“The most important thing is that the funds are blocked, which ensures that there is as little financial damage as possible,” Croatian Prime Minister Andrej Plenković told the media on Monday.

While the Croatian authorities did not reveal the identities of the suspects, media reported that the police and USKOK targeted one of INA’s managers, Damir Škugor; his father, a pensioner, Dane; chairman of the Croatian Bar association, Josip Šurjak and his business partner Goran Husić, as well as board director of Eastern Slavonia Gas company, Marija Ratkić.

The media speculate that the Škugors took most of the loot, or some half a billion HRK ($66.7 million), Husić more than 90 million HRK ($12 million) and Šurjak nearly 69 million HRK ($9.2 million).

INA, a stock company whose biggest shareholders are the Hungarian MOL Group and the Croatian Government, with a minority of shares held by private and institutional investors, stated that its Management and Supervisory Board “were not making decisions on the disputed contracts that are the subject of USKOK’s investigation.”
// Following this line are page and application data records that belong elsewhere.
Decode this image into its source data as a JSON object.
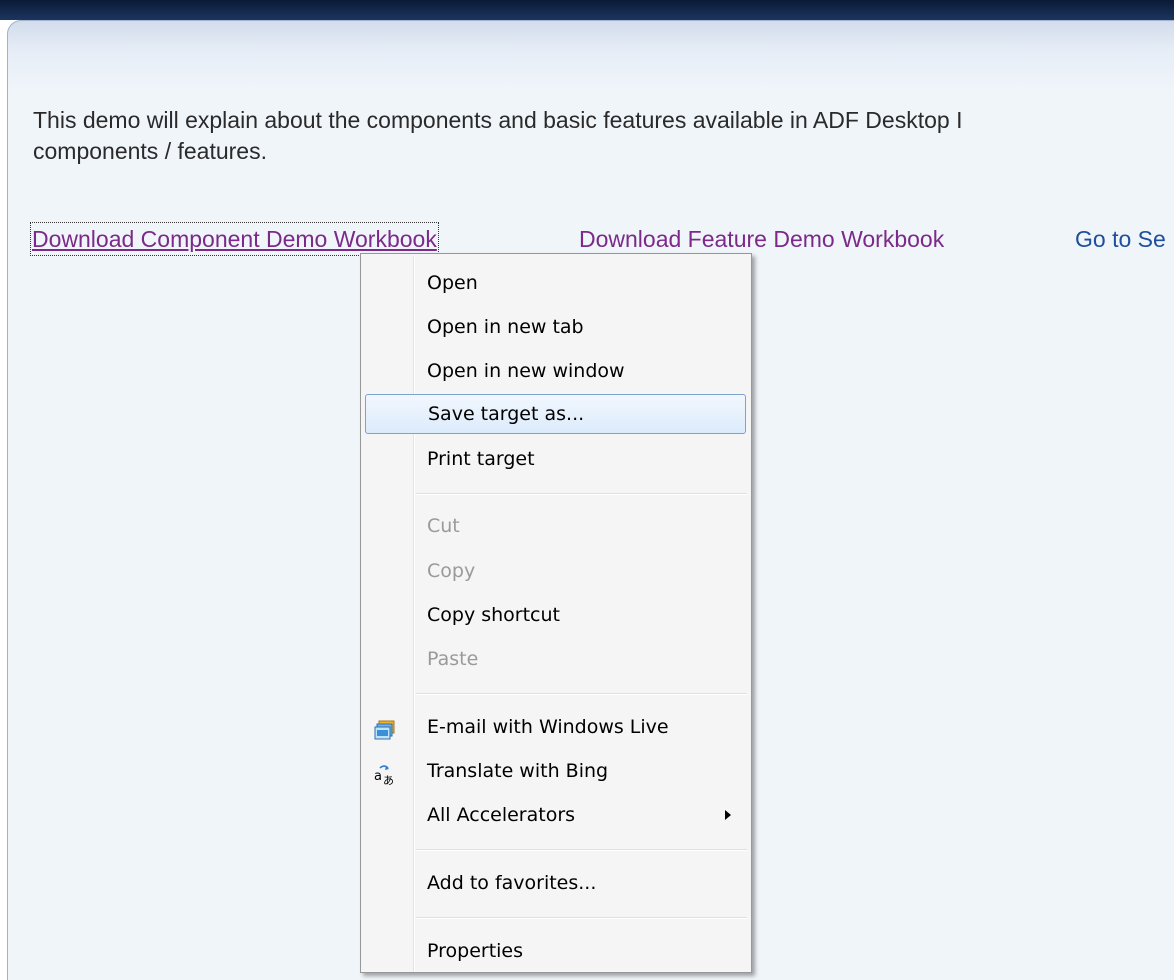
{
  "page": {
    "intro_line1": "This demo will explain about the components and basic features available in ADF Desktop I",
    "intro_line2": "components / features."
  },
  "links": {
    "component_demo": "Download Component Demo Workbook",
    "feature_demo": "Download Feature Demo Workbook",
    "go_to": "Go to Se"
  },
  "context_menu": {
    "open": "Open",
    "open_new_tab": "Open in new tab",
    "open_new_window": "Open in new window",
    "save_target_as": "Save target as...",
    "print_target": "Print target",
    "cut": "Cut",
    "copy": "Copy",
    "copy_shortcut": "Copy shortcut",
    "paste": "Paste",
    "email_windows_live": "E-mail with Windows Live",
    "translate_bing": "Translate with Bing",
    "all_accelerators": "All Accelerators",
    "add_to_favorites": "Add to favorites...",
    "properties": "Properties"
  },
  "icons": {
    "email": "windows-live-mail-icon",
    "translate": "translate-icon",
    "submenu": "submenu-arrow-icon"
  },
  "colors": {
    "visited_link": "#7b2a8a",
    "link": "#1d4f9a",
    "highlight_border": "#7da2ce",
    "disabled_text": "#9a9a9a"
  }
}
They explained that Damir Škugor was a lower level executive, but was still given authority to sign contracts worth up to 20 million euro ($20.03 million), to be co-signed by his deputy. The company also said Škugor was the signatory of “all the contracts that are the subject of the investigation.”

Therefore, INA has initiated the termination of the employment contract with him. It also said it will revise all the existing contracts and launch other legal actions as needed.

The company also said it will introduce additional, stricter internal control mechanisms.